- Consider a platform that has robust host features. We found that features that enable you to mute call participants, auto-mute when they join the room are useful to not disrupt the session, especially when there’s an observer that might drop-in or out due to technical issues. What we found the most useful though, feature to limit recording permission (to make sure confidentiality) and for Usability Test, ability to screen share while simultaneously doing video calls, so that we can see what the participant does on-screen while looking at their expression and body language.
- Put everything in the Discussion Guide. With offline, we usually print the documents or artifact we need and simply lay them around on the moderator area. But it’s not doable online. During the session, we wanted to make sure where things are so that we don’t scramble around looking for that particular link we need. So we found it really helpful to use our discussion guide as a collection of all the needed references.

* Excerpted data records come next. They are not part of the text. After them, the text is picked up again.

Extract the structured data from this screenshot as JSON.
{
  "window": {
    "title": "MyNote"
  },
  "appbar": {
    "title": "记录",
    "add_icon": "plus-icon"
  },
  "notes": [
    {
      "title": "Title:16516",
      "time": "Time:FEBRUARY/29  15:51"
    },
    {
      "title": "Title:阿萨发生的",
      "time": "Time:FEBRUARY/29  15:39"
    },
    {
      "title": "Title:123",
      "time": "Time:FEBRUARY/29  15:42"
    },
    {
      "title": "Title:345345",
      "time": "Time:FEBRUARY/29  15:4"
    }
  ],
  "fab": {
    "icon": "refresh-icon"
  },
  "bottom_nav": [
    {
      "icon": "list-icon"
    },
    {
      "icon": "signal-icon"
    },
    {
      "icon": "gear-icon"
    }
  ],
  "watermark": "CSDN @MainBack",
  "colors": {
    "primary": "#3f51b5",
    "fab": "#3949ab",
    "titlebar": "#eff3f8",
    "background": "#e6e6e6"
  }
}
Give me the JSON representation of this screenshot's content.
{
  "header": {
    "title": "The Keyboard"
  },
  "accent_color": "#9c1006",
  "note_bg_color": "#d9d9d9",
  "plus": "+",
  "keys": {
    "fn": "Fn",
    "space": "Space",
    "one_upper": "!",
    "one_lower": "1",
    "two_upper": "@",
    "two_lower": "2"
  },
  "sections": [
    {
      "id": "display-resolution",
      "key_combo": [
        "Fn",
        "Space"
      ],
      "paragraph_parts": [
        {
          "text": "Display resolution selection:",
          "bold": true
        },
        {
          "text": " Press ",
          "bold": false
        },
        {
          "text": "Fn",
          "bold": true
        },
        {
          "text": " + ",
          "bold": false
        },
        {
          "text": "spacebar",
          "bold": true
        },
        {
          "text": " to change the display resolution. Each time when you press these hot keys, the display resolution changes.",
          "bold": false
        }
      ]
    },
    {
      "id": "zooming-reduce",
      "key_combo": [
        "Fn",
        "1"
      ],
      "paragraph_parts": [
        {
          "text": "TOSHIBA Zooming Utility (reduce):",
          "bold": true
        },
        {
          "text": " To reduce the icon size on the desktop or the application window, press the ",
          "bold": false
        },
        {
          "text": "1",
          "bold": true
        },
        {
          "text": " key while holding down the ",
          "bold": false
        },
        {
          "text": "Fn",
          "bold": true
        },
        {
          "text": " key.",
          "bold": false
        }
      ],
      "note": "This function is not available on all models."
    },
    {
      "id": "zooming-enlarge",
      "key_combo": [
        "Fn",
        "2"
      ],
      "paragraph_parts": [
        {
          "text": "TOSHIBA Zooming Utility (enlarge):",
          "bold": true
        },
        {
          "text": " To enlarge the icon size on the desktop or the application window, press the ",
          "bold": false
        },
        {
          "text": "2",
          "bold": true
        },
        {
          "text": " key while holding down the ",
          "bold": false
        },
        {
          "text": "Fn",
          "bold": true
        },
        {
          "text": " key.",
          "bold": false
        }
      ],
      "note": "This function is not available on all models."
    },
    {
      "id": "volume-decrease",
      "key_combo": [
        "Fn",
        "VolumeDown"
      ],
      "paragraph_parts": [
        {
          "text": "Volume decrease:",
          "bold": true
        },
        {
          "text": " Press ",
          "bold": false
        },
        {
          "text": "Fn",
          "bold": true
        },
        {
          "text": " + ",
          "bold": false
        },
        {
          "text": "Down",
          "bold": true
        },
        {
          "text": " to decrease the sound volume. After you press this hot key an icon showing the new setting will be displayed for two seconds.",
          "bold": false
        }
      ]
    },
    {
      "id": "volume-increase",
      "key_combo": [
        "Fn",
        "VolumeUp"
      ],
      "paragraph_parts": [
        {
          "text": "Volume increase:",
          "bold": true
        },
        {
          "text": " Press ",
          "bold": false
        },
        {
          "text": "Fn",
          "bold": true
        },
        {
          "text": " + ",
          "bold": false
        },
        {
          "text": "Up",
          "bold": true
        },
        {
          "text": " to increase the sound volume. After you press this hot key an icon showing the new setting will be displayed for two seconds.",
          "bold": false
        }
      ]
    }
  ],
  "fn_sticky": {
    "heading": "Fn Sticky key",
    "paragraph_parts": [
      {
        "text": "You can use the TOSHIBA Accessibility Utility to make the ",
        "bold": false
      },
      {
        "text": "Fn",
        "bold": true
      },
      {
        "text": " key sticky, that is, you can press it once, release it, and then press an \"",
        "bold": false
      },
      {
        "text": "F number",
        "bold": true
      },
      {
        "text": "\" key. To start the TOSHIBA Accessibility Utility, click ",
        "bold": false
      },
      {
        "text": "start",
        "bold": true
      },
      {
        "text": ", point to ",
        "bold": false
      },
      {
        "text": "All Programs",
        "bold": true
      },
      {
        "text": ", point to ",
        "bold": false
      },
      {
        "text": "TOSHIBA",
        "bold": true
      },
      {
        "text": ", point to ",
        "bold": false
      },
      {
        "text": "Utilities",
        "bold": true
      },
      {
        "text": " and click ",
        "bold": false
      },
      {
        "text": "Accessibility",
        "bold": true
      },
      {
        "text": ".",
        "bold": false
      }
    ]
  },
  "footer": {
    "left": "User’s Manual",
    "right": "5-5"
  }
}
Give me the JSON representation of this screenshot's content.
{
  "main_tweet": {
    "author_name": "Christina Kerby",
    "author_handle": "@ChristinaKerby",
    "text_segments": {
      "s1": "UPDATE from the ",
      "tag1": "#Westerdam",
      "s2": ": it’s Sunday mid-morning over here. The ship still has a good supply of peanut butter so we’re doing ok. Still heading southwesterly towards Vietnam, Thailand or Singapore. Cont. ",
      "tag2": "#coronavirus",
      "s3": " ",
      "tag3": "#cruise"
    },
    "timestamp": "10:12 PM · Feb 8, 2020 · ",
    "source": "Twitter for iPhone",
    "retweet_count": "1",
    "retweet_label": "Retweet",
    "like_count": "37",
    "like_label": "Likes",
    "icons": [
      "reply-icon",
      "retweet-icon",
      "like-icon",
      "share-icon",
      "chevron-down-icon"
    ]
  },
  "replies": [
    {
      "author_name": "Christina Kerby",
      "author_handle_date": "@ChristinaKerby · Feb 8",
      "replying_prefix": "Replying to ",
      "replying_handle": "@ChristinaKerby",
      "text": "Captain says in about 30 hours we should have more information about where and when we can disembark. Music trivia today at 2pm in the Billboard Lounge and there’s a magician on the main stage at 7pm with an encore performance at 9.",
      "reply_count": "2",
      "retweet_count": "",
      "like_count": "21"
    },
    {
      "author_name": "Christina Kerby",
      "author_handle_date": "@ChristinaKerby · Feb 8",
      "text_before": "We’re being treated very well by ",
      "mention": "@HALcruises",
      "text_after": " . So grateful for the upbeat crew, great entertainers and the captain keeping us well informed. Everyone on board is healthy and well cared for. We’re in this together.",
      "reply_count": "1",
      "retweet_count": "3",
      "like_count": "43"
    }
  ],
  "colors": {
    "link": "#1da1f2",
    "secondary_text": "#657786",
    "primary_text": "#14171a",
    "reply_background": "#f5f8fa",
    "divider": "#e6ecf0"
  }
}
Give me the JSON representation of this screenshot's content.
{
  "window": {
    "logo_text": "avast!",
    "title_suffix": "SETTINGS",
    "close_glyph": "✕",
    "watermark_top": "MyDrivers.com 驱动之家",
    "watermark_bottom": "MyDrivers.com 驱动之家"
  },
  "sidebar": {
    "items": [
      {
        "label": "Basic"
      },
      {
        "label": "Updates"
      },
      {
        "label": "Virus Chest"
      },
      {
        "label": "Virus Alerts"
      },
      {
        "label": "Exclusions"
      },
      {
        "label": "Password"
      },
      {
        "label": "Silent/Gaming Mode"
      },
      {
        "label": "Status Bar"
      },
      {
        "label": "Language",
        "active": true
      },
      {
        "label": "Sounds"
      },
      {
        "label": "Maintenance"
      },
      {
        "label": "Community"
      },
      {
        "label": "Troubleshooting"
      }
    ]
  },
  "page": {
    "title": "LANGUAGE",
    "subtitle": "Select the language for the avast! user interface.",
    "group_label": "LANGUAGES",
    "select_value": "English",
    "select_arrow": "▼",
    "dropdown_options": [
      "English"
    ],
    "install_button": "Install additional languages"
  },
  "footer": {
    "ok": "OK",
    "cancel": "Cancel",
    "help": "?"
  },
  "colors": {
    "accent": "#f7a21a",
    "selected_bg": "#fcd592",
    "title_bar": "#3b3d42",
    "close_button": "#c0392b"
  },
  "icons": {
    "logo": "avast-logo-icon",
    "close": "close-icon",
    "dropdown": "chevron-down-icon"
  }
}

- Embrace your background, don’t use the graphic custom background. You might want to use a graphic custom background because you do not like how your room looks, or you see it as this cool fun thing people on the internet do. Well, you should not. The reason is that if you choose a funny background, you give the impression that you don’t take the session seriously. Even if you choose a decent one, it may still felt as if you’re not genuine, that you’re trying to hide something. What you can do though, try to move to a room with a background that you think is good enough, or just try to sit with a wall on your back. By the end of the day, you should embrace the background and try to be genuine. Your participant would appreciate it too.
Those are the tips. I hope they help!